To do:
Give back the lines below exactly, but do not include any pictures.

Records for this task:
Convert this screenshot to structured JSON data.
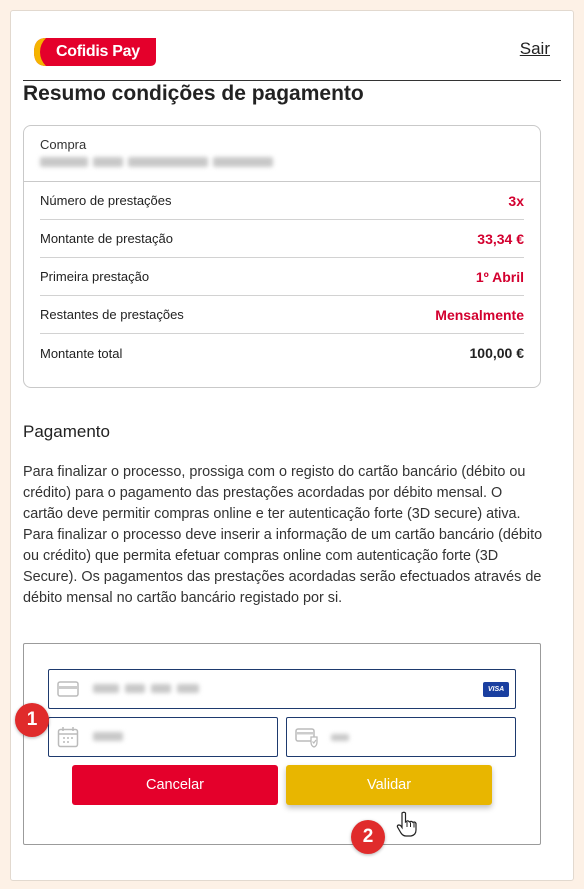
{
  "brand": {
    "name": "Cofidis Pay",
    "colors": {
      "red": "#e4002b",
      "yellow": "#f5b400",
      "accent_value": "#d3002f"
    }
  },
  "header": {
    "logout_label": "Sair"
  },
  "title": "Resumo condições de pagamento",
  "summary": {
    "purchase_label": "Compra",
    "rows": [
      {
        "label": "Número de prestações",
        "value": "3x"
      },
      {
        "label": "Montante de prestação",
        "value": "33,34 €"
      },
      {
        "label": "Primeira prestação",
        "value": "1º Abril"
      },
      {
        "label": "Restantes de prestações",
        "value": "Mensalmente"
      },
      {
        "label": "Montante total",
        "value": "100,00 €"
      }
    ]
  },
  "payment": {
    "title": "Pagamento",
    "text": "Para finalizar o processo, prossiga com o registo do cartão bancário (débito ou crédito) para o pagamento das prestações acordadas por débito mensal. O cartão deve permitir compras online e ter autenticação forte (3D secure) ativa.\nPara finalizar o processo deve inserir a informação de um cartão bancário (débito ou crédito) que permita efetuar compras online com autenticação forte (3D Secure). Os pagamentos das prestações acordadas serão efectuados através de débito mensal no cartão bancário registado por si.",
    "card_brand": "VISA",
    "icons": {
      "card_field": "credit-card-icon",
      "date_field": "calendar-icon",
      "cvv_field": "card-shield-icon"
    },
    "cancel_label": "Cancelar",
    "validate_label": "Validar"
  },
  "annotations": {
    "marker_1": "1",
    "marker_2": "2"
  }
}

Output:
Convert this screenshot to structured JSON data.
{
  "brand": {
    "name": "Cofidis Pay",
    "colors": {
      "red": "#e4002b",
      "yellow": "#f5b400",
      "accent_value": "#d3002f"
    }
  },
  "header": {
    "logout_label": "Sair"
  },
  "title": "Resumo condições de pagamento",
  "summary": {
    "purchase_label": "Compra",
    "rows": [
      {
        "label": "Número de prestações",
        "value": "3x"
      },
      {
        "label": "Montante de prestação",
        "value": "33,34 €"
      },
      {
        "label": "Primeira prestação",
        "value": "1º Abril"
      },
      {
        "label": "Restantes de prestações",
        "value": "Mensalmente"
      },
      {
        "label": "Montante total",
        "value": "100,00 €"
      }
    ]
  },
  "payment": {
    "title": "Pagamento",
    "text": "Para finalizar o processo, prossiga com o registo do cartão bancário (débito ou crédito) para o pagamento das prestações acordadas por débito mensal. O cartão deve permitir compras online e ter autenticação forte (3D secure) ativa.\nPara finalizar o processo deve inserir a informação de um cartão bancário (débito ou crédito) que permita efetuar compras online com autenticação forte (3D Secure). Os pagamentos das prestações acordadas serão efectuados através de débito mensal no cartão bancário registado por si.",
    "card_brand": "VISA",
    "icons": {
      "card_field": "credit-card-icon",
      "date_field": "calendar-icon",
      "cvv_field": "card-shield-icon"
    },
    "cancel_label": "Cancelar",
    "validate_label": "Validar"
  },
  "annotations": {
    "marker_1": "1",
    "marker_2": "2"
  }
}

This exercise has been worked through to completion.